Prairie Seeds

Steve Zwinger's Prairie Seeds sits near Sykeston, ND, in the central part of state known as the drift prairie region. Steve began farming in 2000 and stewards a total of 320 acres, including 12 tillable acres for seed, vegetables and soil building cover crops, 283 acres of hay and 25 acres wildlife habitat—all certified organic. His seed crops include peas, beans, flour corn, popcorn, cilantro, emmer, rye and oats, while vegetables include potatoes, garlic, carrots, onions, beans, peas, lettuce, kale, Swiss chard, broccoli, tomatoes, winter squash, zucchini and cucumbers.

Steve grew up on a grain farm and began working in the fields since he was 12, so he's had an interest in farming since he was a young boy. "The land I farm is land my parents purchased in 1940. It is important to me to carry on farming the land my father and mother started on almost 75 years ago. It is like saving seeds for future generations, to carry on tradition. Just as seeds are heirloom, the farm is very similar to me, it my heirloom that I will save and continue to improve for future generations. A legacy to pass on."

Realizing the demand and need for organic seed, Steve was drawn to the field. "I believe this an important area of agriculture that needs work for the future of organic. With limited acreage, I needed higher value crops. Facing limited markets for fresh vegetables I needed to diversify markets," he explains. He was drawn to organic agriculture believing "it's a viable way to farm, food raised organically is better and soil health is better." He also sees it as more sustainable, since organic systems often reduce the amount and type of purchased inputs.

Steve thrives on producing quality seed lots that help others farm and offer something unique. He also relishes saving seed for future generations. His early experience taught him the skills for successful farming, which he's expanded using small plot research to trial and perfect many different crops across 30 years. He considers many factors in choosing his crop and seed lineup, including adaptation for his climate, familiarity growing a species and variety, uniqueness, supply limitations and function in crop rotations. Through seed saving and development, he continues to optimize his mix and offerings.

FFSC's cooperative structure and focus on organic seed drew Steve to join.
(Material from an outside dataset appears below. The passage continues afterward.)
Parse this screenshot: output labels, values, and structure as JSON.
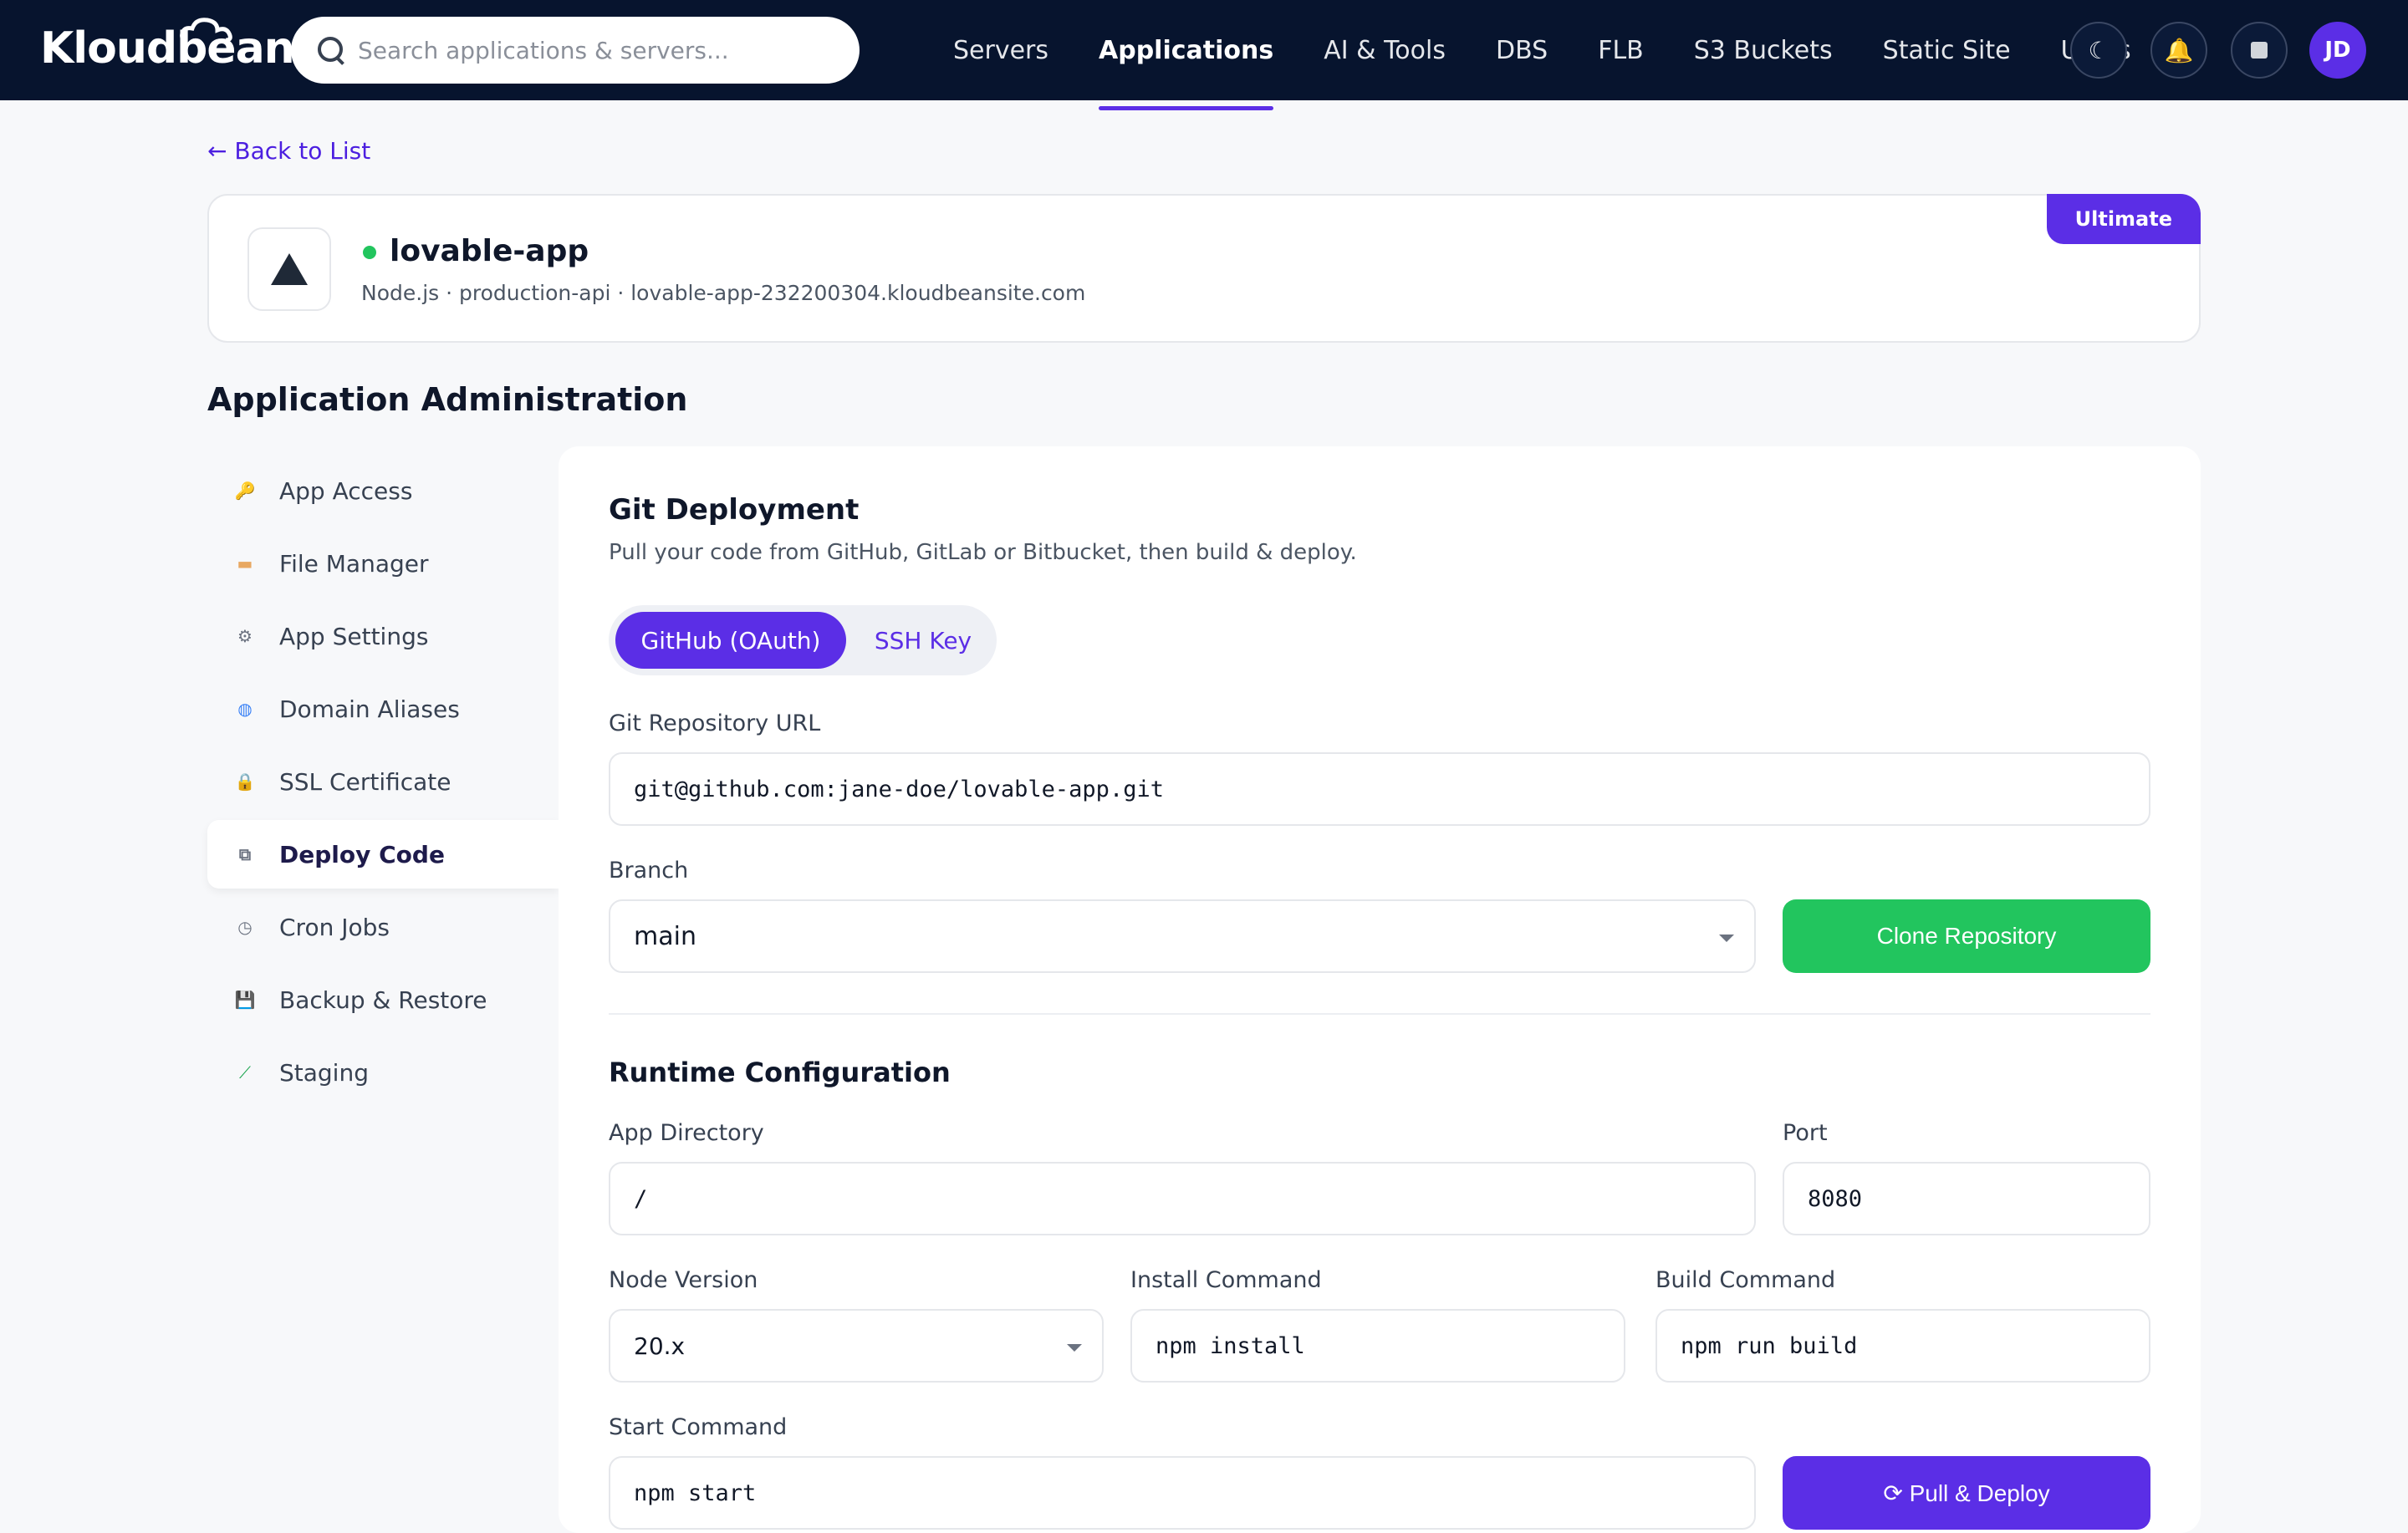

He welcomes being part of an enterprise working to strengthen small farms that share common goals and beliefs, increase family farmers' market power and offer greater diversity to customers.


MEET MORE FFSC FARMERS